Now that I’m out of it and now that it’s been a few years, I feel like if I can’t be genuine, then why even exist? It’s like, other people are coming out about things that they’re going through and I just want to be real, because this was a really life-changing thing. It almost killed me, so might as well be real.
I know many other people who are going through opiate addiction that don’t feel comfortable talking about it either. It’s very much intertwined in our culture, but it’s secretly intertwined. Maybe they were prescribed it young or something. [My first withdrawal] happened to me when I was sixteen. I just remember thinking, ‘Why do I feel so sick?’ I thought I had food poisoning. I mean, even when I had my open heart surgery, they gave me opioids without asking anything, not even, “have you had a problem with this before?” It’s not going to stop either, unless we say, “No, stop.” We have to figure out different compounds or something.
I feel like people don’t understand how widespread it is. It’s not just affecting homeless people or anything like that and you really can’t just throw the term “junkie” around anymore. You can’t, it’s not fair. Like if we’re going to stop saying other words, we really should include junkie there. You just can’t throw words like that around anymore.
TS: Are there any other surprises we can expect on the new EP?
C: It’s like painting, you know. Maybe one day you paint a picture of a barn, but then you know, you don’t paint a picture of the same barn again. You paint something else a little more abstract, and then maybe the next day you go even more abstract from there.
TS: Tell me a bit about this dog who’s been sitting next to us this whole time.
C: This is Wattley, he’s a rescue from Alabama. He was going to be a breeder dog. Now he just travels the world, does whatever he wants, and eats whatever he wants.
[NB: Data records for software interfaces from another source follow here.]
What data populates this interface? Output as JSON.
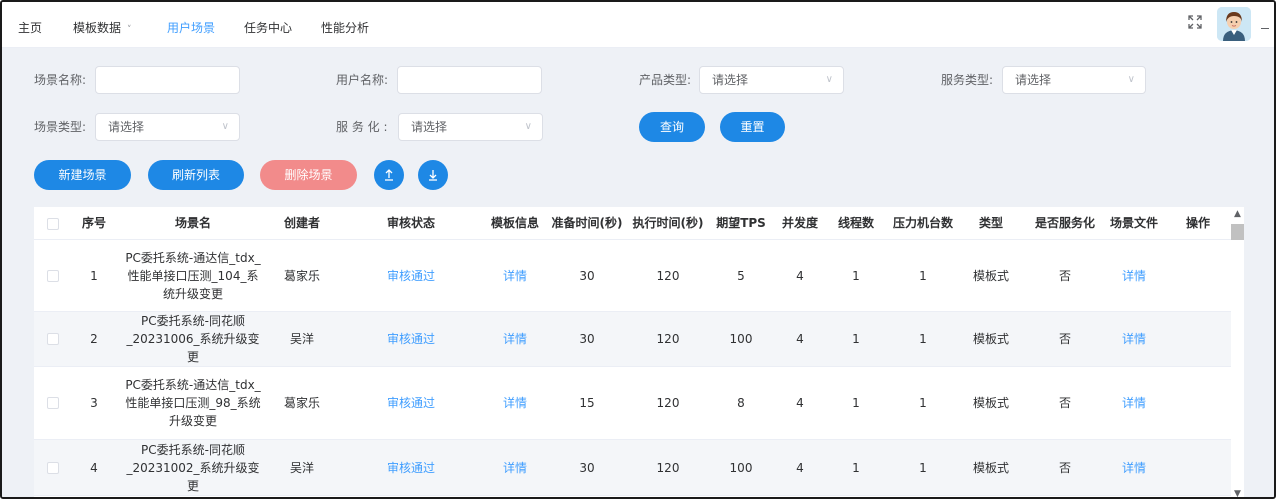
{
  "nav": {
    "items": [
      {
        "label": "主页",
        "active": false
      },
      {
        "label": "模板数据",
        "active": false,
        "has_dropdown": true
      },
      {
        "label": "用户场景",
        "active": true
      },
      {
        "label": "任务中心",
        "active": false
      },
      {
        "label": "性能分析",
        "active": false
      }
    ],
    "chevron": "˅",
    "fullscreen_icon": "fullscreen-icon",
    "avatar_icon": "user-avatar"
  },
  "filters": {
    "scene_name_label": "场景名称:",
    "scene_name_value": "",
    "user_name_label": "用户名称:",
    "user_name_value": "",
    "product_type_label": "产品类型:",
    "product_type_value": "请选择",
    "service_type_label": "服务类型:",
    "service_type_value": "请选择",
    "scene_type_label": "场景类型:",
    "scene_type_value": "请选择",
    "servicized_label": "服 务 化 :",
    "servicized_value": "请选择",
    "select_chevron": "∨"
  },
  "actions": {
    "query": "查询",
    "reset": "重置",
    "new_scene": "新建场景",
    "refresh_list": "刷新列表",
    "delete_scene": "删除场景",
    "upload_icon": "upload-icon",
    "download_icon": "download-icon"
  },
  "colors": {
    "primary": "#1e88e5",
    "danger_disabled": "#f28b8b",
    "link": "#409eff",
    "active_nav": "#409eff"
  },
  "table": {
    "headers": [
      "序号",
      "场景名",
      "创建者",
      "审核状态",
      "模板信息",
      "准备时间(秒)",
      "执行时间(秒)",
      "期望TPS",
      "并发度",
      "线程数",
      "压力机台数",
      "类型",
      "是否服务化",
      "场景文件",
      "操作"
    ],
    "rows": [
      {
        "index": "1",
        "name": "PC委托系统-通达信_tdx_性能单接口压测_104_系统升级变更",
        "creator": "葛家乐",
        "audit": "审核通过",
        "template": "详情",
        "prep": "30",
        "exec": "120",
        "tps": "5",
        "concurrency": "4",
        "threads": "1",
        "machines": "1",
        "type": "模板式",
        "servicized": "否",
        "file": "详情",
        "op": ""
      },
      {
        "index": "2",
        "name": "PC委托系统-同花顺_20231006_系统升级变更",
        "creator": "吴洋",
        "audit": "审核通过",
        "template": "详情",
        "prep": "30",
        "exec": "120",
        "tps": "100",
        "concurrency": "4",
        "threads": "1",
        "machines": "1",
        "type": "模板式",
        "servicized": "否",
        "file": "详情",
        "op": ""
      },
      {
        "index": "3",
        "name": "PC委托系统-通达信_tdx_性能单接口压测_98_系统升级变更",
        "creator": "葛家乐",
        "audit": "审核通过",
        "template": "详情",
        "prep": "15",
        "exec": "120",
        "tps": "8",
        "concurrency": "4",
        "threads": "1",
        "machines": "1",
        "type": "模板式",
        "servicized": "否",
        "file": "详情",
        "op": ""
      },
      {
        "index": "4",
        "name": "PC委托系统-同花顺_20231002_系统升级变更",
        "creator": "吴洋",
        "audit": "审核通过",
        "template": "详情",
        "prep": "30",
        "exec": "120",
        "tps": "100",
        "concurrency": "4",
        "threads": "1",
        "machines": "1",
        "type": "模板式",
        "servicized": "否",
        "file": "详情",
        "op": ""
      }
    ]
  },
  "scrollbar": {
    "up": "▲",
    "down": "▼"
  }
}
He doesn’t have to breed with anybody, which is cool, he’s really shy and awkward anyway.
Guerilla Toss’ new EP, “What Would the Odd Do?” releases on November 15th via NNA Tapes.
The arts desk can be reached at email@example.com.
Alex Whetham is an asst. arts editor for The Spectrum.